|CAS number||, S|
|PubChem||, R, S|
|Beilstein Reference||1726198 S|
|Jmol-3D images||Image 1
|Molar mass||175.14 g mol−1|
|Appearance||Colourless, transparent crystals|
|Melting point||137 to 140 °C (279 to 284 °F; 410 to 413 K)|
|Boiling point||141 to 144 °C (286 to 291 °F; 414 to 417 K)|
|Related alkanoic acids|
|Except where noted otherwise, data are given for materials in their standard state (at 25 °C (77 °F), 100 kPa)|
|(what is: / ?)|
N-Acetylaspartic acid, or N-acetylaspartate (NAA), is a derivative of aspartic acid with a formula of C6H9NO5 and a molecular weight of 175.139.
NAA is the second-most-concentrated molecule in the brain after the amino acid glutamate. It is detected in the adult brains only in neurons, synthesized in the mitochondria of neurons from the amino acid aspartic acid and acetyl-coenzyme A. The various functions served by NAA are still under investigation, but the primary proposed functions include its being:
- A neuronal osmolyte that is involved in fluid balance in the brain
- A source of acetate for lipid and myelin synthesis in oligodendrocytes, the glial cells that myelinate neuronal axons
- A precursor for the synthesis of the important neuronal dipeptide N-Acetylaspartylglutamate
- A contributor to energy production from the amino acid glutamate in neuronal mitochondria.
In the brain, NAA is thought to be present predominantly in neuronal cell bodies, where it acts as a neuronal marker. NAA gives off the largest signal in magnetic resonance spectroscopy of the human brain, and the levels measured there are decreased in numerous neuropathological conditions ranging from brain injury to stroke to Alzheimer's disease. This fact makes NAA a reliable diagnostic molecule for doctors treating patients with brain damage or disease.

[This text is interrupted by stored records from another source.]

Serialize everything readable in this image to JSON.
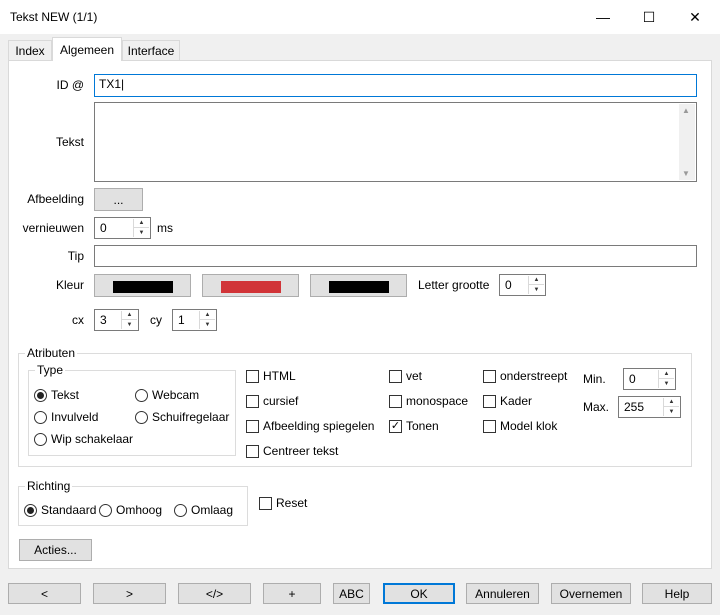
{
  "window": {
    "title": "Tekst NEW (1/1)",
    "minimize": "—",
    "maximize": "☐",
    "close": "✕"
  },
  "tabs": [
    {
      "label": "Index"
    },
    {
      "label": "Algemeen"
    },
    {
      "label": "Interface"
    }
  ],
  "fields": {
    "id_label": "ID @",
    "id_value": "TX1",
    "tekst_label": "Tekst",
    "tekst_value": "",
    "afbeelding_label": "Afbeelding",
    "afbeelding_button": "...",
    "vernieuwen_label": "vernieuwen",
    "vernieuwen_value": "0",
    "vernieuwen_unit": "ms",
    "tip_label": "Tip",
    "tip_value": "",
    "kleur_label": "Kleur",
    "kleur_colors": [
      "#000000",
      "#d13438",
      "#000000"
    ],
    "letter_grootte_label": "Letter grootte",
    "letter_grootte_value": "0",
    "cx_label": "cx",
    "cx_value": "3",
    "cy_label": "cy",
    "cy_value": "1"
  },
  "attributen": {
    "title": "Atributen",
    "type_title": "Type",
    "types": [
      {
        "label": "Tekst",
        "selected": true
      },
      {
        "label": "Webcam",
        "selected": false
      },
      {
        "label": "Invulveld",
        "selected": false
      },
      {
        "label": "Schuifregelaar",
        "selected": false
      },
      {
        "label": "Wip schakelaar",
        "selected": false
      }
    ],
    "checks": [
      {
        "label": "HTML",
        "checked": false
      },
      {
        "label": "cursief",
        "checked": false
      },
      {
        "label": "Afbeelding spiegelen",
        "checked": false
      },
      {
        "label": "Centreer tekst",
        "checked": false
      },
      {
        "label": "vet",
        "checked": false
      },
      {
        "label": "monospace",
        "checked": false
      },
      {
        "label": "Tonen",
        "checked": true
      },
      {
        "label": "onderstreept",
        "checked": false
      },
      {
        "label": "Kader",
        "checked": false
      },
      {
        "label": "Model klok",
        "checked": false
      }
    ],
    "min_label": "Min.",
    "min_value": "0",
    "max_label": "Max.",
    "max_value": "255"
  },
  "richting": {
    "title": "Richting",
    "options": [
      {
        "label": "Standaard",
        "selected": true
      },
      {
        "label": "Omhoog",
        "selected": false
      },
      {
        "label": "Omlaag",
        "selected": false
      }
    ]
  },
  "reset_label": "Reset",
  "acties_button": "Acties...",
  "footer": {
    "buttons": [
      "<",
      ">",
      "</>",
      "+",
      "ABC",
      "OK",
      "Annuleren",
      "Overnemen",
      "Help"
    ]
  }
}
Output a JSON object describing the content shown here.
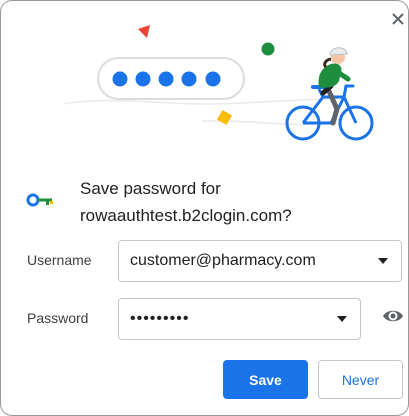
{
  "dialog": {
    "title": "Save password for rowaauthtest.b2clogin.com?",
    "close_icon": "close-icon",
    "key_icon": "key-icon",
    "illustration": "cyclist-password-illustration"
  },
  "username": {
    "label": "Username",
    "value": "customer@pharmacy.com"
  },
  "password": {
    "label": "Password",
    "value": "•••••••••",
    "reveal_icon": "eye-icon"
  },
  "actions": {
    "save_label": "Save",
    "never_label": "Never"
  },
  "colors": {
    "accent": "#1a73e8",
    "green": "#1e8e3e",
    "yellow": "#fbbc04",
    "red": "#ea4335"
  }
}
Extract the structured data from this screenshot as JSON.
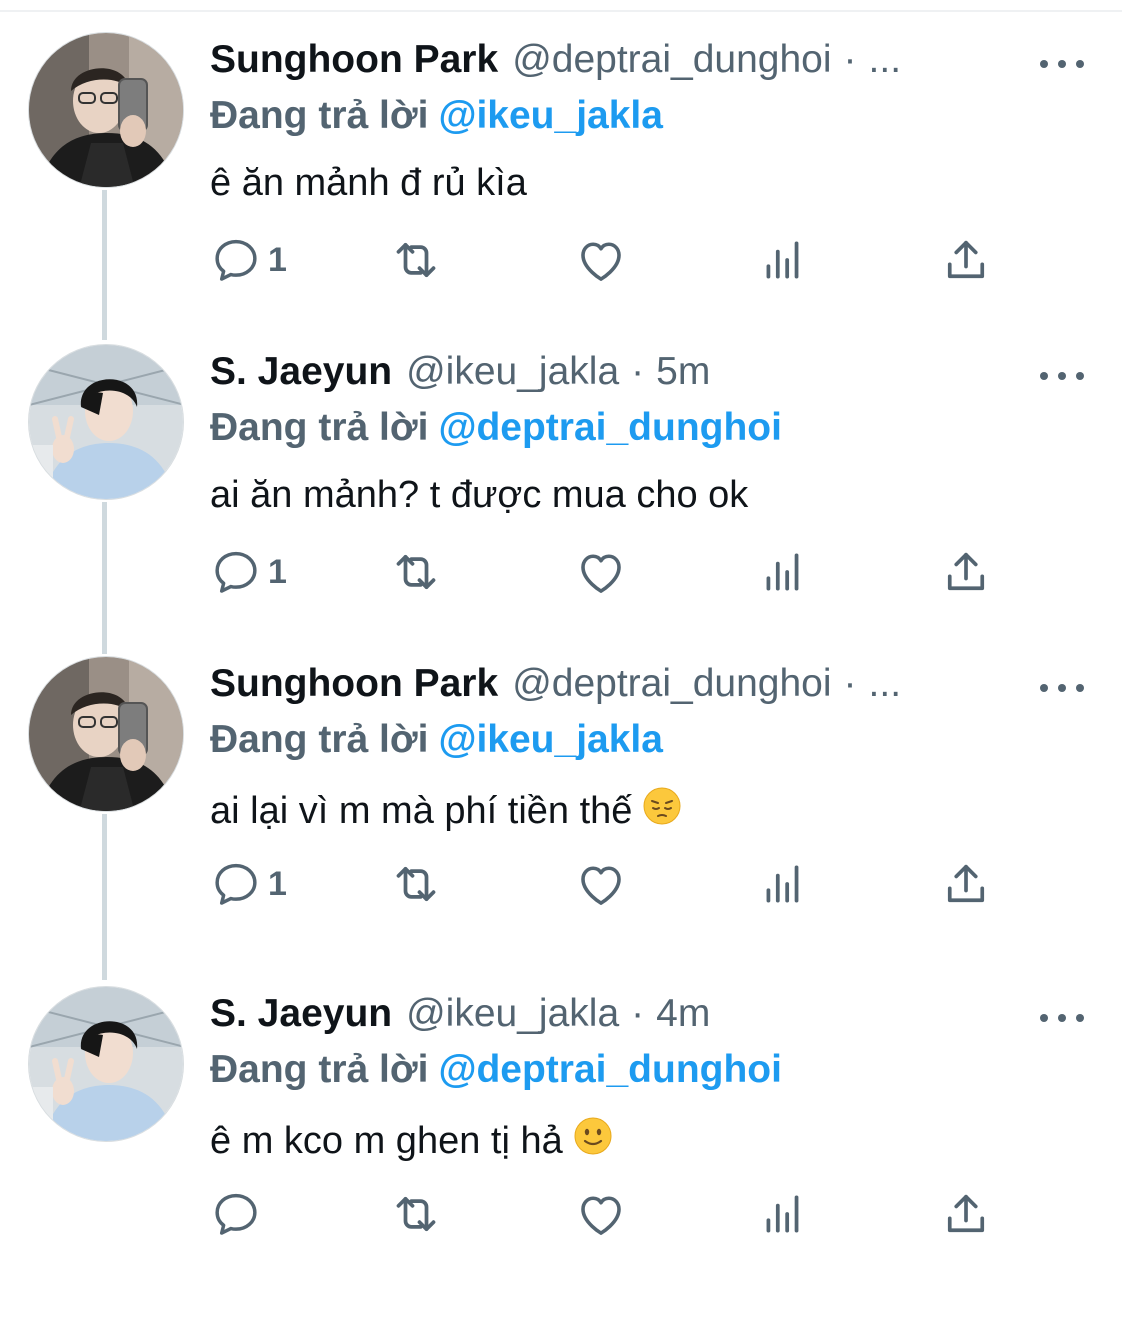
{
  "colors": {
    "name": "#0f1419",
    "secondary": "#536471",
    "mention": "#1d9bf0",
    "thread_line": "#cfd9de"
  },
  "tweets": [
    {
      "author": "Sunghoon Park",
      "handle": "@deptrai_dunghoi",
      "separator": "·",
      "time": "...",
      "replying_label": "Đang trả lời",
      "replying_to": "@ikeu_jakla",
      "text": "ê ăn mảnh đ rủ kìa",
      "emoji": "",
      "reply_count": "1",
      "avatar": "avatar-sunghoon"
    },
    {
      "author": "S. Jaeyun",
      "handle": "@ikeu_jakla",
      "separator": "·",
      "time": "5m",
      "replying_label": "Đang trả lời",
      "replying_to": "@deptrai_dunghoi",
      "text": "ai ăn mảnh? t được mua cho ok",
      "emoji": "",
      "reply_count": "1",
      "avatar": "avatar-jaeyun"
    },
    {
      "author": "Sunghoon Park",
      "handle": "@deptrai_dunghoi",
      "separator": "·",
      "time": "...",
      "replying_label": "Đang trả lời",
      "replying_to": "@ikeu_jakla",
      "text": "ai lại vì m mà phí tiền thế",
      "emoji": "pensive-face",
      "reply_count": "1",
      "avatar": "avatar-sunghoon"
    },
    {
      "author": "S. Jaeyun",
      "handle": "@ikeu_jakla",
      "separator": "·",
      "time": "4m",
      "replying_label": "Đang trả lời",
      "replying_to": "@deptrai_dunghoi",
      "text": "ê m kco m ghen tị hả",
      "emoji": "slightly-smiling-face",
      "reply_count": "",
      "avatar": "avatar-jaeyun"
    }
  ]
}
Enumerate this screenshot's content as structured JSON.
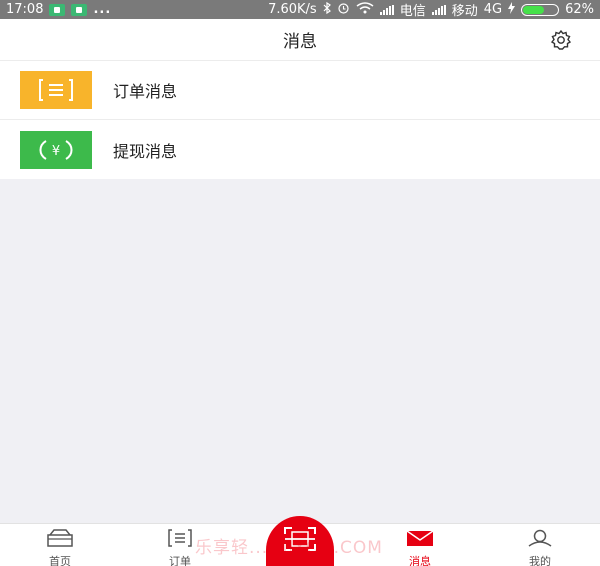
{
  "status_bar": {
    "time": "17:08",
    "dots": "...",
    "speed": "7.60K/s",
    "carrier1": "电信",
    "carrier2": "移动",
    "network": "4G",
    "battery_percent": "62%",
    "battery_level": 0.62
  },
  "header": {
    "title": "消息"
  },
  "messages": [
    {
      "label": "订单消息",
      "icon": "order-icon",
      "color": "#f8b42b"
    },
    {
      "label": "提现消息",
      "icon": "withdraw-yen-icon",
      "color": "#3dba4b"
    }
  ],
  "tabbar": {
    "home": "首页",
    "orders": "订单",
    "messages": "消息",
    "me": "我的",
    "accent": "#e60012"
  },
  "watermark": "乐享轻... NJYQH.COM"
}
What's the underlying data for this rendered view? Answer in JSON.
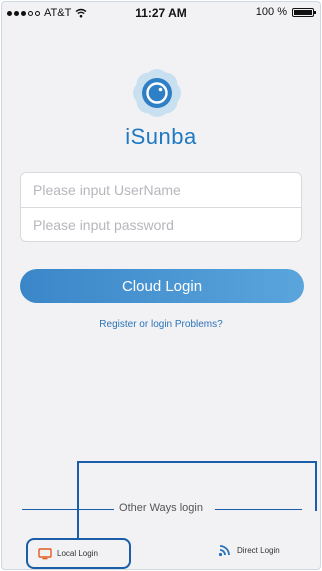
{
  "status_bar": {
    "carrier": "AT&T",
    "time": "11:27 AM",
    "battery": "100 %"
  },
  "app": {
    "name": "iSunba"
  },
  "form": {
    "username_placeholder": "Please input UserName",
    "password_placeholder": "Please input password",
    "username_value": "",
    "password_value": ""
  },
  "actions": {
    "cloud_login_label": "Cloud Login",
    "register_link": "Register or login Problems?"
  },
  "other_ways": {
    "title": "Other Ways login",
    "local_login": "Local Login",
    "direct_login": "Direct Login"
  },
  "colors": {
    "brand": "#1e78c2",
    "button_gradient_start": "#3a86c8",
    "button_gradient_end": "#5aa5dc",
    "local_icon": "#e35a1c",
    "direct_icon": "#2a73b8"
  }
}
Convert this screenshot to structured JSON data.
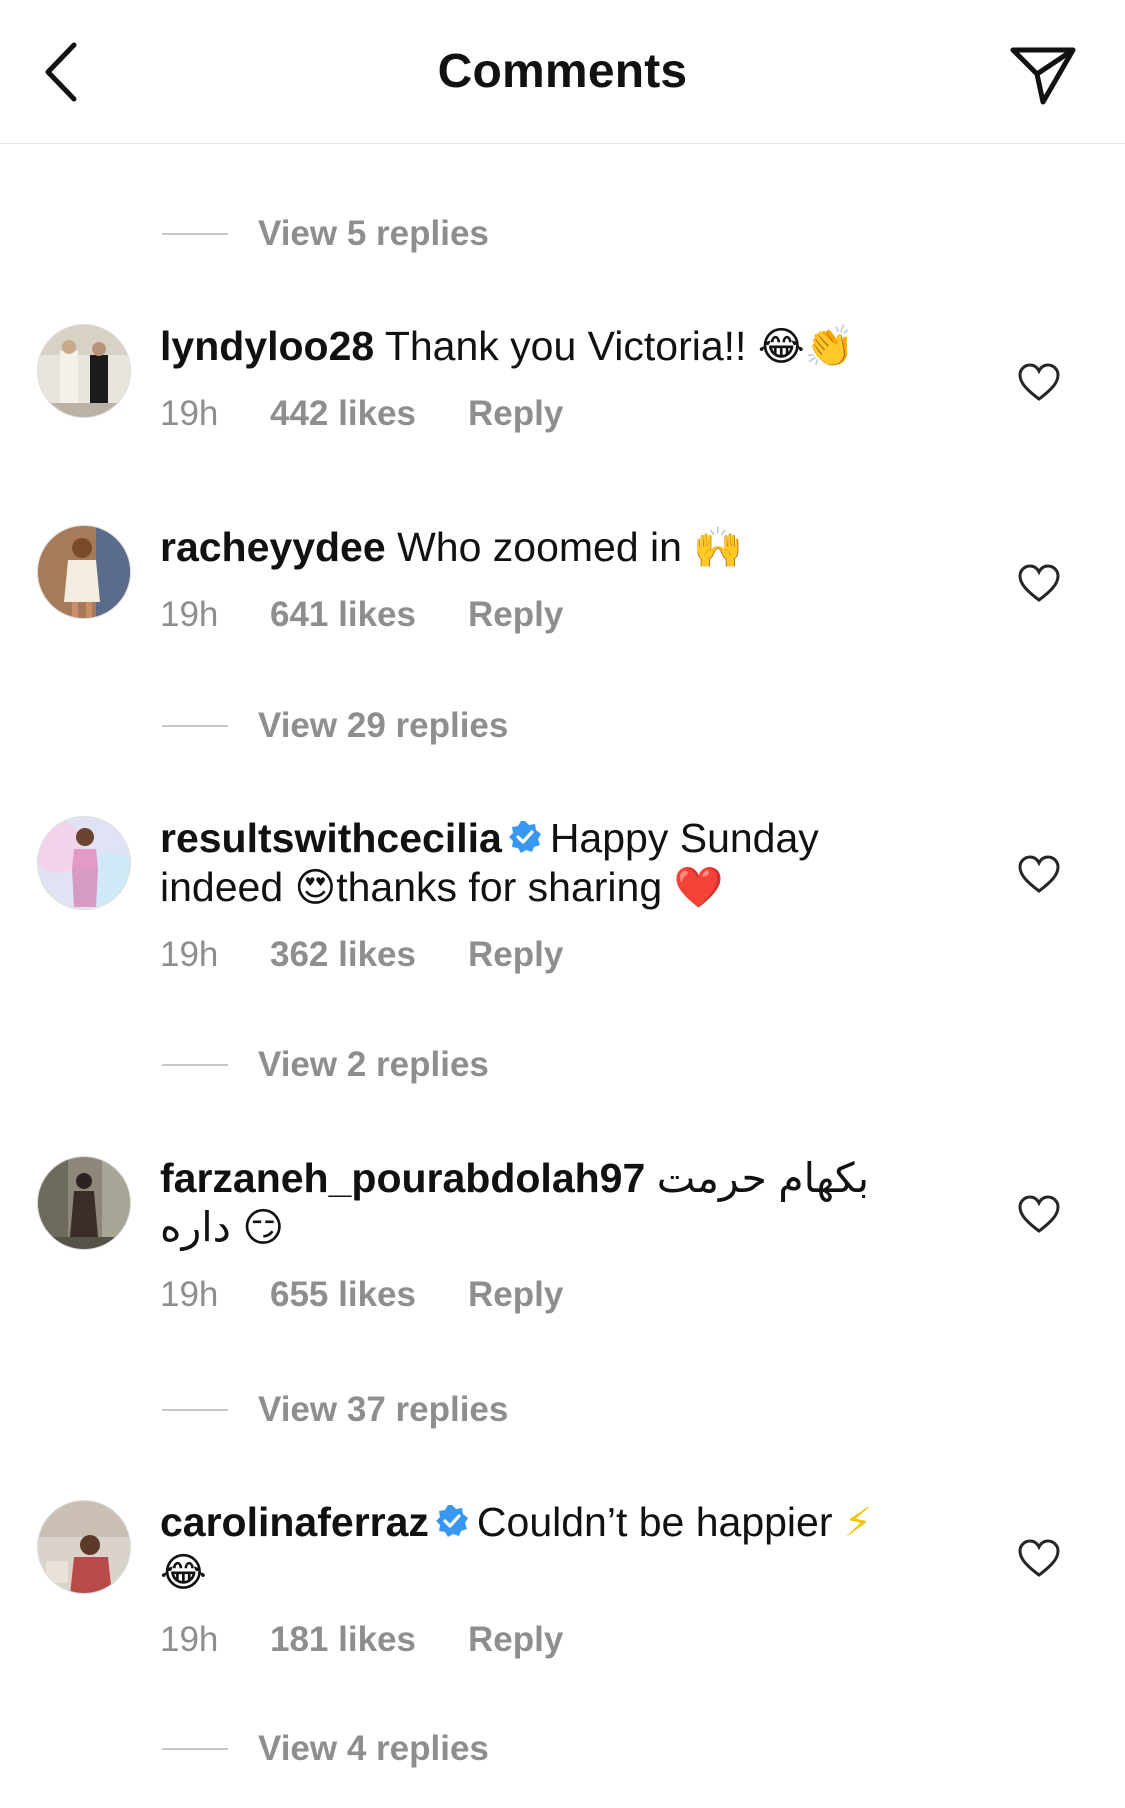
{
  "header": {
    "title": "Comments"
  },
  "replies": [
    {
      "label": "View 5 replies"
    },
    {
      "label": "View 29 replies"
    },
    {
      "label": "View 2 replies"
    },
    {
      "label": "View 37 replies"
    },
    {
      "label": "View 4 replies"
    }
  ],
  "comments": [
    {
      "username": "lyndyloo28",
      "text": "Thank you Victoria!!",
      "emoji": "😂👏",
      "time": "19h",
      "likes": "442 likes",
      "reply": "Reply"
    },
    {
      "username": "racheyydee",
      "text": "Who zoomed in",
      "emoji": "🙌",
      "time": "19h",
      "likes": "641 likes",
      "reply": "Reply"
    },
    {
      "username": "resultswithcecilia",
      "verified": true,
      "text": "Happy Sunday indeed",
      "emoji1": "😍",
      "text2": "thanks for sharing",
      "emoji2": "❤️",
      "time": "19h",
      "likes": "362 likes",
      "reply": "Reply"
    },
    {
      "username": "farzaneh_pourabdolah97",
      "text": "بکهام حرمت داره",
      "emoji": "😏",
      "time": "19h",
      "likes": "655 likes",
      "reply": "Reply"
    },
    {
      "username": "carolinaferraz",
      "verified": true,
      "text": "Couldn’t be happier",
      "emoji1": "⚡",
      "emoji2": "😂",
      "time": "19h",
      "likes": "181 likes",
      "reply": "Reply"
    }
  ],
  "colors": {
    "text": "#111111",
    "secondary": "#8e8e8e",
    "verified": "#3897f0",
    "divider": "#c7c7c7"
  },
  "icons": {
    "back": "chevron-left-icon",
    "send": "paper-plane-icon",
    "like": "heart-outline-icon",
    "verified": "verified-badge-icon"
  }
}
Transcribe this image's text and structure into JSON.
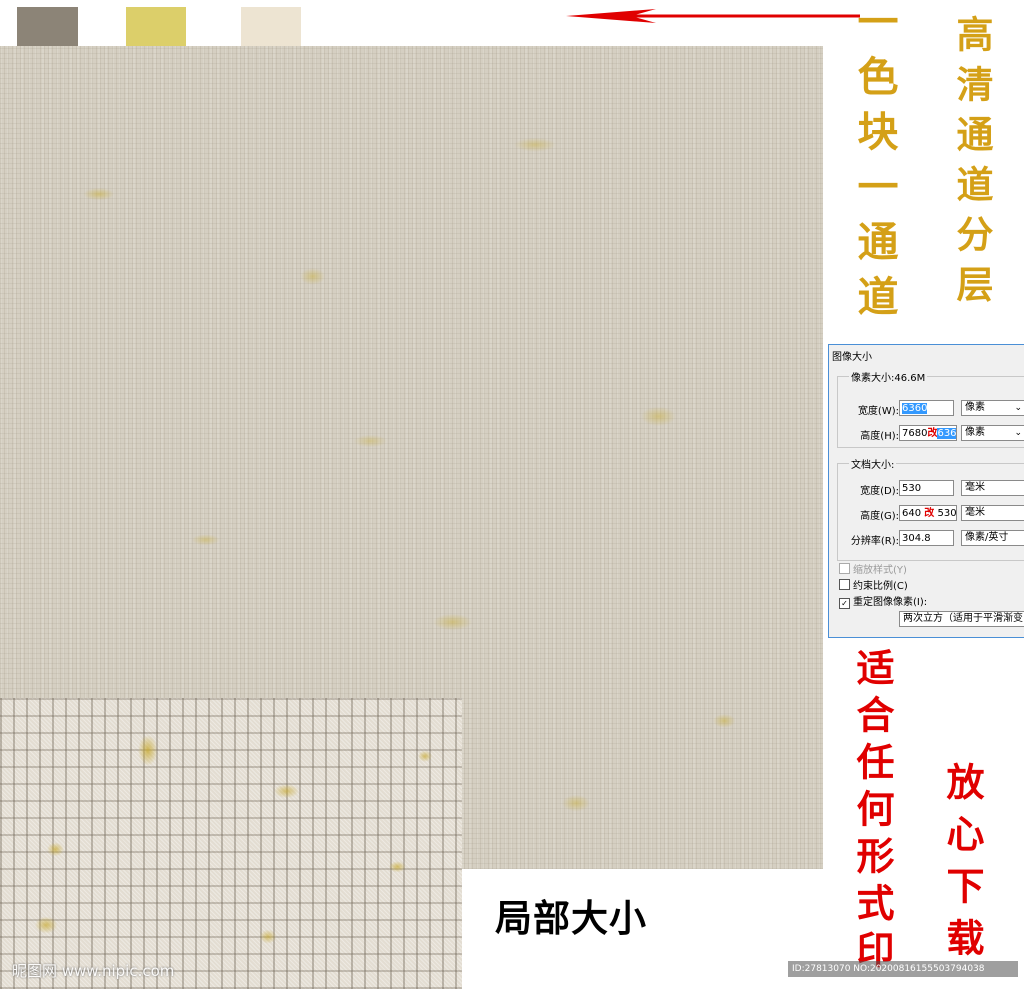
{
  "swatches": {
    "colors": [
      "#8c8477",
      "#dccf6a",
      "#ede4d2"
    ]
  },
  "texture": {
    "base_color": "#d5cfc2",
    "accent_color": "#c9b040"
  },
  "titles": {
    "left_vertical": "一色块一通道",
    "right_vertical": "高清通道分层",
    "left_color": "#d4a017"
  },
  "dialog": {
    "title": "图像大小",
    "pixel_size_label": "像素大小:46.6M",
    "width_label": "宽度(W):",
    "width_value": "6360",
    "width_unit": "像素",
    "height_label": "高度(H):",
    "height_value_old": "7680",
    "height_mark": "改",
    "height_value_new": "6360",
    "height_unit": "像素",
    "doc_size_label": "文档大小:",
    "doc_width_label": "宽度(D):",
    "doc_width_value": "530",
    "doc_width_unit": "毫米",
    "doc_height_label": "高度(G):",
    "doc_height_value_old": "640",
    "doc_height_mark": "改",
    "doc_height_value_new": "530",
    "doc_height_unit": "毫米",
    "resolution_label": "分辨率(R):",
    "resolution_value": "304.8",
    "resolution_unit": "像素/英寸",
    "scale_styles_label": "缩放样式(Y)",
    "constrain_label": "约束比例(C)",
    "resample_label": "重定图像像素(I):",
    "resample_check": "✓",
    "resample_method": "两次立方（适用于平滑渐变"
  },
  "detail": {
    "caption": "局部大小"
  },
  "red_text": {
    "left_vertical": "适合任何形式印",
    "right_vertical": "放心下载"
  },
  "watermarks": {
    "site": "昵图网 www.nipic.com",
    "id": "ID:27813070 NO:20200816155503794038"
  }
}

||This article includes a list of references, but its sources remain unclear because it has insufficient inline citations. (May 2009)|
- N-Acetylaspartate: A Unique Neuronal Molecule in the Central Nervous System, eds., J.R.Moffett, S.B.Tieman, D.R.Weinberger, J.T.Coyle, and M.A.Namboodiri, pp. 7–26. New York, NY: Springer Science + Business Media, 2006.
- Biochemical Support for the "Threshold" Theory of Creativity: A Magnetic Resonance Spectroscopy Study, Rex E. Jung et al., April 22, 2009, 29(16):5319-5325; doi:10.1523/JNEUROSCI.0588-09.2009
- "N-acetylaspartate - Compound Summary". PubChem Compound. USA: National Center for Biotechnology Information. 26 March 2005. Identification. Retrieved 8 January 2012.
- (Simmons, Frondoza et al. 1991 PMID 1754068; Moffett, Namboodiri et al. 1991 )
- Patel, T. B. and J. B. Clark (1979). "Synthesis of N-acetyl-L-aspartate by rat brain mitochondria and its involvement in mitochondrial/cytosolic carbon transport." Biochem J 184(3): 539-46. http://www.ncbi.nlm.nih.gov/entrez/query.fcgi?cmd=Retrieve&db=PubMed&dopt=Citation&list_uids=1754068
- Chatham JC, Blackband SJ. (2001). "Nuclear magnetic resonance spectroscopy and imaging in animal research.". ILAR J 42 (3): 189–208. PMID 11406719.
- Kozlovskiy, S, Vartanov, A, Pyasik, M, Polikanova, I. (2012). "Working memory and N-acetylaspartate level in hippocampus, parietal cortex and subventricular zone". International Journal of Psychology, vol. 47. P. 584. doi:10.1080/00207594.2012.709117
- Yan HD, Ishihara K, Serikawa T, Sasa M (September 2003). "Activation by N-acetyl-L-aspartate of acutely dissociated hippocampal neurons in rats via metabotropic glutamate receptors". Epilepsia 44 (9): 1153–9. PMID 12919386.